DeHaat, a startup that provides farmers in India with a variety of agricultural services, has raised $60 million in a fresh investment round as it seeks to increase its market share and achieve break-even profitability within two years.
According to a person familiar with the situation, Sofina Ventures and Temasek jointly led the Series E funding for the business with offices in Patna and Gurgaon, which it stated was valued between $700 million and $800 million. The fresh round of funding also included participation from previous sponsors RTP Global Partners, Prosus Ventures, and Lightrock India.
India’s $350 billion farming business is hampered by a number of issues that were mostly ignored before upstarts like DeHaat entered the picture. Finding buyers for their produce, securing agricultural inputs, and preserving enough runway are challenges for farmers.
Although some services are provided to farmers by giants like Reliance and Adani Group, their involvement in the agriculture industry is still largely limited. Indian farmers must quickly adopt technology to increase and maintain their yields due to the country’s rapidly expanding population and the effects of climate change.
In 11 states, 110,000 villages, and more than 150 zip codes around India, DeHaat employs artificial intelligence to assist 1.5 million farmers in locating raw materials, locating advising and financing services, and selling their harvests.

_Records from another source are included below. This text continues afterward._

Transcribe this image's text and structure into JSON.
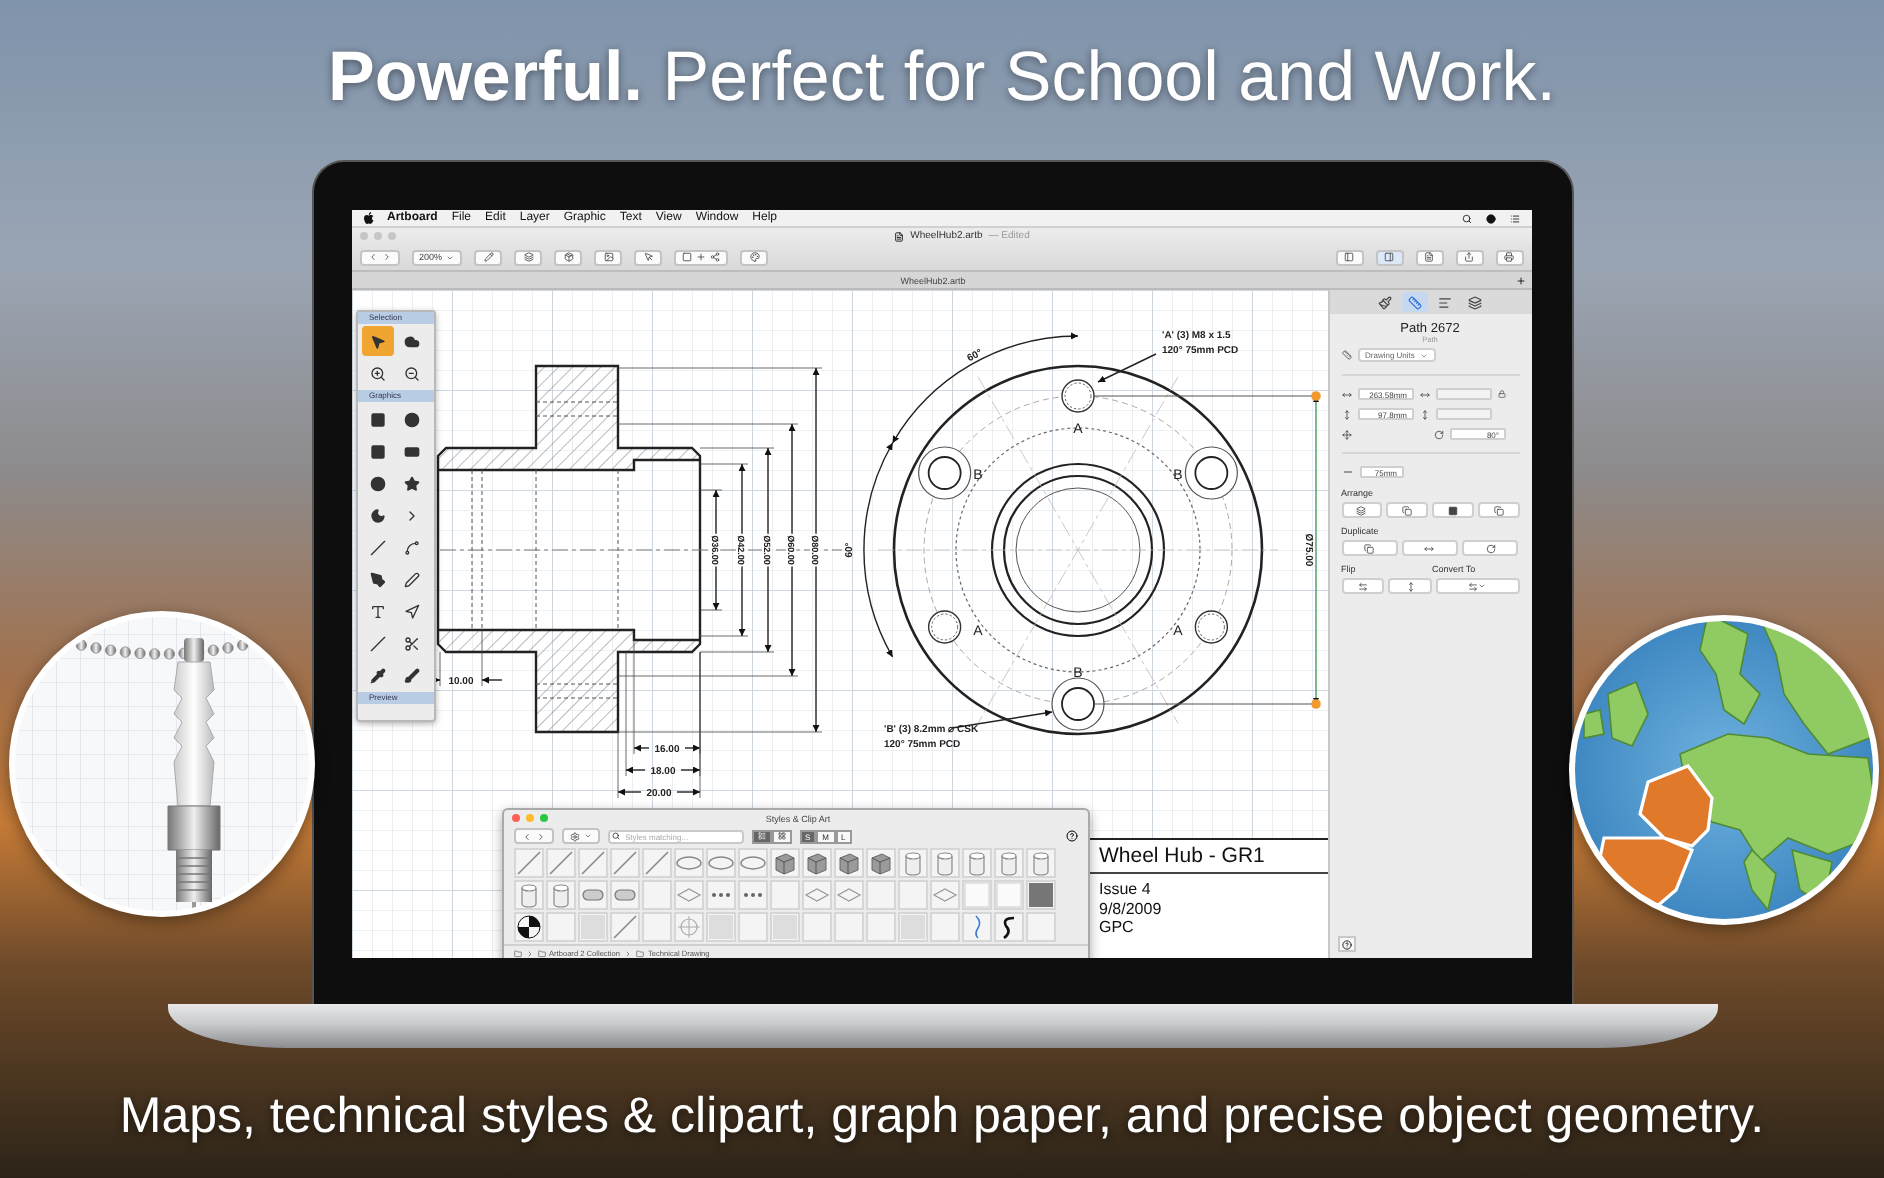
{
  "headline": "**Powerful.** Perfect for School and Work.",
  "menu_bar": {
    "app": "Artboard",
    "items": [
      "File",
      "Edit",
      "Layer",
      "Graphic",
      "Text",
      "View",
      "Window",
      "Help"
    ]
  },
  "window": {
    "title": "WheelHub2.artb",
    "status": "— Edited",
    "zoom": "200%",
    "tab": "WheelHub2.artb",
    "sidebar_toggles": [
      {
        "on": false
      },
      {
        "on": true
      }
    ]
  },
  "tool_palette": {
    "sections": [
      {
        "title": "Selection",
        "tools": [
          {
            "selected": true
          },
          {
            "selected": false
          },
          {
            "selected": false
          },
          {
            "selected": false
          }
        ]
      },
      {
        "title": "Graphics",
        "tools": [
          {
            "selected": false
          },
          {
            "selected": false
          },
          {
            "selected": false
          },
          {
            "selected": false
          },
          {
            "selected": false
          },
          {
            "selected": false
          },
          {
            "selected": false
          },
          {
            "selected": false
          },
          {
            "selected": false
          },
          {
            "selected": false
          },
          {
            "selected": false
          },
          {
            "selected": false
          },
          {
            "selected": false
          },
          {
            "selected": false
          },
          {
            "selected": false
          },
          {
            "selected": false
          },
          {
            "selected": false
          },
          {
            "selected": false
          }
        ]
      },
      {
        "title": "Preview"
      }
    ]
  },
  "drawing": {
    "diameters": [
      "Ø36.00",
      "Ø42.00",
      "Ø52.00",
      "Ø60.00",
      "Ø80.00"
    ],
    "lengths": [
      "10.00",
      "16.00",
      "18.00",
      "20.00"
    ],
    "angles": [
      "60°",
      "60°"
    ],
    "hole_labels": [
      "A",
      "B",
      "B",
      "A",
      "A",
      "B"
    ],
    "callouts": [
      {
        "lines": [
          "'A' (3) M8 x 1.5",
          "120° 75mm PCD"
        ]
      },
      {
        "lines": [
          "'B' (3) 8.2mm ⌀ CSK",
          "120° 75mm PCD"
        ]
      }
    ],
    "pcd": "Ø75.00"
  },
  "title_block": {
    "title": "Wheel Hub - GR1",
    "lines": [
      "Issue 4",
      "9/8/2009",
      "GPC"
    ]
  },
  "styles_window": {
    "title": "Styles & Clip Art",
    "search": {
      "placeholder": "Styles matching..."
    },
    "sizes": [
      {
        "label": "S",
        "selected": true
      },
      {
        "label": "M",
        "selected": false
      },
      {
        "label": "L",
        "selected": false
      }
    ],
    "breadcrumb": [
      "Artboard 2 Collection",
      "Technical Drawing"
    ]
  },
  "inspector": {
    "tabs": [
      {
        "selected": false
      },
      {
        "selected": true
      },
      {
        "selected": false
      },
      {
        "selected": false
      }
    ],
    "title": "Path 2672",
    "subtitle": "Path",
    "units": "Drawing Units",
    "x": "263.58mm",
    "y": "97.8mm",
    "angle": "80°",
    "stroke": "75mm",
    "sections": [
      "Arrange",
      "Duplicate",
      "Flip",
      "Convert To"
    ]
  },
  "caption": "Maps, technical styles & clipart, graph paper, and precise object geometry."
}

Over 2,000 agricultural organisations, including input producers, household name brands in the food and consumer goods industry, banks, and insurance companies, have joined the startup. In order to manage a network of last-mile supply chains, the startup collaborates with over 10,000 microentrepreneurs.

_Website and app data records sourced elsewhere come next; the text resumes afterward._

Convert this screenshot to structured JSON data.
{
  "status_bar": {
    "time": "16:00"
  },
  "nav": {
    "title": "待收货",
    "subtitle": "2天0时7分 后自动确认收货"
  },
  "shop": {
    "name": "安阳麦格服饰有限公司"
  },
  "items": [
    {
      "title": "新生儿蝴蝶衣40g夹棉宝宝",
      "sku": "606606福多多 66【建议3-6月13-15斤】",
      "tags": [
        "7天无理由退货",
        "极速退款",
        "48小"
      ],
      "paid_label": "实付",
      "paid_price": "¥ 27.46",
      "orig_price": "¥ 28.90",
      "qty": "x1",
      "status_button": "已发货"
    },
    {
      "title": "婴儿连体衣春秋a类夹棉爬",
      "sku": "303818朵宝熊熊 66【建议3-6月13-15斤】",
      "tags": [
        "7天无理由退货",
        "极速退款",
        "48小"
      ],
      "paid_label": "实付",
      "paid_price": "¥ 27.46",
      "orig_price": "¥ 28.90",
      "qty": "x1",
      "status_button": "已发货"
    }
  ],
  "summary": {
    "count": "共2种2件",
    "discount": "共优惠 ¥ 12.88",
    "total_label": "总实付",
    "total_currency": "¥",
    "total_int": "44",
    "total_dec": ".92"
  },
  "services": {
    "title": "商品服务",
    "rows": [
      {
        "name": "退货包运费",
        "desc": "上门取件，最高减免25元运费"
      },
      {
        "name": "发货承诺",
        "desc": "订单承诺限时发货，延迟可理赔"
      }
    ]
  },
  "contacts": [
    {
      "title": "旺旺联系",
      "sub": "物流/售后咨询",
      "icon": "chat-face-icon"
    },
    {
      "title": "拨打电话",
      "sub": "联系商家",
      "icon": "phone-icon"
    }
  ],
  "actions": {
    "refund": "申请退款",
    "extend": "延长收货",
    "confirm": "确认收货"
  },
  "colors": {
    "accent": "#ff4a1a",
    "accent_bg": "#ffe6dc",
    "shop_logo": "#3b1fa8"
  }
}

Shashank Kumar, co-founder and CEO of DeHaat, told in an interview that the startup will concentrate on expanding its presence across the zip codes where it is already operational in the near future and reaching break-even profitability in 12 months. Over the past two years, DeHaat has aggressively expanded across several important Indian states.
DeHaat will have a runway of up to 40 months thanks to the fresh capital, Kumar predicted, during which the company will turn a profit. “We aren’t introducing any more geographies, at least not for the next three to five months.” According to him, “We will keep serving more farmers and expanding our network of centres in the states where we are functioning.” Currently, DeHaat is absent from the southern Indian states. After about a year, the startup hopes to start expanding to those states, according to Kumar.
Kumar recognised that raising money in the current economic climate isn’t simple. As investors become increasingly cautious as a result of a significant turnabout in the global market, funding inflows to local startups have decreased by more than 80%.
Everyone is looking for assets with a clear path to profitability, thus the perspective is different, according to Kumar. DeHaat had a distinct edge in that regard because our unit economics are excellent and our burning desire is to expand internationally. He added that DeHaat still has about two-thirds of the money from the prior $115 million funding round and stated that they raised the round to be prepared for all upcoming opportunities.
In the last three quarters, the startup, whose name translates to “village” in Hindi, has acquired about half a dozen businesses. According to him, there is still room for more M&A, and the company is prepared to move forward once it finds the right partners.
Sofina supports organisations that benefit their communities and the environment in an effort to contribute to the aims of sustainable development. According to Yana Kachurina, Principal at Sofina, “We continue to be impressed by DeHaat’s vision and endeavour to empower farmers and local communities, and with this extra funding we want to have an even deeper and larger impact within the existing network as well as new geographies.”